A lot of companies could be forgiven for thinking of BYOD (“Bring-your-own-device”) as a great way to save money by not having to provide phones for employees. However, employees have other ideas. How do you balance a BYOD policy so that everyone wins?
Why would anyone use their personal phone for work?
It’s a fair enough question.
On the surface of it, companies are asking employees to use one of their most cherished and expensive purchases (their mobile phone), so the company can save a few bucks. And when you put it like that, BYOD is none too compelling. So why do 75% of employees use their personal mobile phones at work?
Our research showed that around 65% of employees give their personal numbers to customers. For those who have an office phone system, 75% simply forward their calls to their personal mobile phone.
So why are so many employees willing to give up their privacy by providing customers with their personal phone number?
The answer is simple – instinct.
Humans in our very nature are tuned to gravitate towards pleasant experiences, things that make us feel good. The better the experience, the more we adopt it. And by and large, company provided phones and phone systems are terrible.
The rise and rise of consumer driven experiences
As consumers, we’ve all come to expect a lot for a little.
Companies like Amazon, Google, Facebook, and others, have raised our collective bar to such a high standard, that we’ve little time for anything that takes even a modicum of time to understand or use.
We’ve come to expect products to be perfect, services to be instant, and quality to be high. We want everything now, and to be able to find it, do it, and get it on our mobile phones in just a few clicks.
And then we go ask employees to use the company provided phones and phone system. The antithesis of consumer driven experiences. It’s no wonder they revolt.
By 2020, nearly 75% of workers will be mobile enabled (according to the IDC). It’s estimated that around 40% of employees will be freelancers, contractors or remote workers. As people come and go, bringing their own devices that companies can easily add into the business phone system, will be a necessity.
Companies like Spoke Phone are tackling this problem head on. Building next-generation business phone systems that have simple and beautiful experiences specifically designed for use on mobile phones – those that companies supply, or employees bring.
The pros and cons of using personal phones at work
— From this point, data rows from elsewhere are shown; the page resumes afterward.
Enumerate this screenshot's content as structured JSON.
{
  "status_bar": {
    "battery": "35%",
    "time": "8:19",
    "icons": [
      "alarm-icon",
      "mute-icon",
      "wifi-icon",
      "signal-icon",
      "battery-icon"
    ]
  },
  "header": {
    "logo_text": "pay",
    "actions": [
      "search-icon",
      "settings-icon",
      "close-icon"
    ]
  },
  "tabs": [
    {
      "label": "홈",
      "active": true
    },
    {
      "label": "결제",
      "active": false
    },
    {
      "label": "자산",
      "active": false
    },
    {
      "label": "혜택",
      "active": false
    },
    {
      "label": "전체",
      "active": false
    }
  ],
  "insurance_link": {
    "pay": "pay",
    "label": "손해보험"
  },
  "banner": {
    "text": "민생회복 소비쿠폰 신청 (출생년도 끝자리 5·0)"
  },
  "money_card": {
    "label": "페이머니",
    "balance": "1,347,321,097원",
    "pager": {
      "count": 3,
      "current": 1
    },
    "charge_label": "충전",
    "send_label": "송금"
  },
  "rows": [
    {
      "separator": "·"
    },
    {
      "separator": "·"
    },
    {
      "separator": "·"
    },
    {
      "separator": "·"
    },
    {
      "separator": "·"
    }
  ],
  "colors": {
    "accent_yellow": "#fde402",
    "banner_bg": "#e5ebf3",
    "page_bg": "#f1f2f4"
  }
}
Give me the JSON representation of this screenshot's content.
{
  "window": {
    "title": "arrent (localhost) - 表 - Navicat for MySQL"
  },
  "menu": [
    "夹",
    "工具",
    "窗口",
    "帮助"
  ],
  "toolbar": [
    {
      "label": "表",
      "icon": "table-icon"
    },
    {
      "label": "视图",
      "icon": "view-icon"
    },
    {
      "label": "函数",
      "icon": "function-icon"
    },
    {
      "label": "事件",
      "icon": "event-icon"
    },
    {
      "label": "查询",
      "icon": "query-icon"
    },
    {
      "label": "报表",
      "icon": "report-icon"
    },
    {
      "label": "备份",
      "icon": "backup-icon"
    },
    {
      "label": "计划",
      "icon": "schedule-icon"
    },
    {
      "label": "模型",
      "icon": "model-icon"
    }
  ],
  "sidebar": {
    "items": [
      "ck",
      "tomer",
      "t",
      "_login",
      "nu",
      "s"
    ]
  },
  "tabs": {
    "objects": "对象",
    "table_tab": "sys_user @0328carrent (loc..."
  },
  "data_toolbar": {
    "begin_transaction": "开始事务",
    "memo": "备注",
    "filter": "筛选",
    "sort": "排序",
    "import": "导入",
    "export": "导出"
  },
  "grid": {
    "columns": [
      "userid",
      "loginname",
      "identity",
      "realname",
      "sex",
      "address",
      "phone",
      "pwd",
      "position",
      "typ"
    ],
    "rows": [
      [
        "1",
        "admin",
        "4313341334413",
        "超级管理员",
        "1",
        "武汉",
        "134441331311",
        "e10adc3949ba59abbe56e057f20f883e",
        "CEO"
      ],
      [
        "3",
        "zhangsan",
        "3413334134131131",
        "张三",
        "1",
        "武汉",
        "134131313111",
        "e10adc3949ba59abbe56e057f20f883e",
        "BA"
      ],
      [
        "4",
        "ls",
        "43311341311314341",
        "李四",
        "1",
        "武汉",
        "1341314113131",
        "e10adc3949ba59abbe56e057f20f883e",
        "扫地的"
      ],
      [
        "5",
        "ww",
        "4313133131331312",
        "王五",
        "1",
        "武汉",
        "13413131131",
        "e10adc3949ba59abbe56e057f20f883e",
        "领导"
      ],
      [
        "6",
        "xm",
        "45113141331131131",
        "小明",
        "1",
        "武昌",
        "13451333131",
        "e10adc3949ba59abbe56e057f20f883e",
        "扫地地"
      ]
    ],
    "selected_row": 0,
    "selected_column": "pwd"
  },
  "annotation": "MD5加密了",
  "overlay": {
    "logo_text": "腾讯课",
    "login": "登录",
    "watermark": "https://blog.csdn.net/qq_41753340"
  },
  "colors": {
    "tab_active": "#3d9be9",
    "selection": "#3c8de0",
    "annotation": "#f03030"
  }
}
87 percent (nearly 9 out of 10) businesses rely on employees to bring their personal phones to work, according to a study by The Information Systems Group (ISG). So what are the pros and cons from an employee’s perspective?
The world is becoming ever more mobile, and the need to stay connected when you’re away from the desk or office is key. However, most employees don’t want to carry two phones (their’s and the company’s). With a good BYOD policy, employees can use the one phone they love, and have the mobility they need.
2) Privacy and security
Unfortunately, when employees give out personal phone numbers, there is no way to ensure their privacy or control access to the employee. Customers can call any time day or night, send unwanted TXT messages and communications that encroach on the employee’s privacy and safety. A good modern business phone solution and BYOD policy solves these issues.
3) Simplicity and good experience
Employees love their phones, and everyone loves easy-to-use things. The more companies can place simple-to-use tools inside the things that employees already love to use, the more those tools are adopted and used. A good modern business phone solution sits inside an employee’s phone and acts and feels just the same as every other app on their phone.
4) Access to personal data
When asked about BYOD, employees are most concerned about their employer having access to the personal data, photos, messages, and information on their phone. In this regard, systems like Spoke Phone enforce these controls in favour of the employee. Spoke Phone has physical and data controls to ensure that no matter what employers do, they are physically unable to access any personal information on the employees phone. On top of that, companies like Apple and Google (that make phone operating systems), place controls that enforce a standard of behaviour and access designed to limit access to sensitive areas of the phone.
5) It’s my phone – pay me if you want me to use it at work
Some employees simply don’t want to use their phone at work. Some want to be paid for it. Some don’t have a phone. And some still prefer the good old desk-phone. Ensure that your phone system allows for each of these users.
When it comes to paying users who use their personal phones at work, our research suggests that very few companies (about 23%) are providing some form of payment to employees. Here are the some of the ways companies are offering payment to employees:
- Payroll contribution: A small amount added to payroll, in recognition of using your phone at work. E.g. $20 a month
- Phone contribution: A one-time payment enabling the employee to get / upgrade to a high-end business phone
- Company discount: Allowing employee access to purchase a high-end business phone at a company or group discounted rate
- Do nothing: A surprising number of companies offer nothing to employees. Some companies simply require employees to install the company phone app on their own phones, and others even pitch the ability to use your own phone at work, as an employment benefit… seriously
How to choose the right BYOD policy for your business
Whatever BYOD policy you choose for you business, you firstly need a business phone solution that supports a successful BYOD program. Let’s look at the top three determining factors.
1) High-quality mobility
Believe it or not, mobility is not a “given” in the business phone system market today. A lot of business phone systems sold today have no mobile option at all, and all of today’s cloud business phone providers focus on desk-first experiences, that leave mobile users wanting. Low quality calls, reduced features sets, and poor experiences when on mobile phones.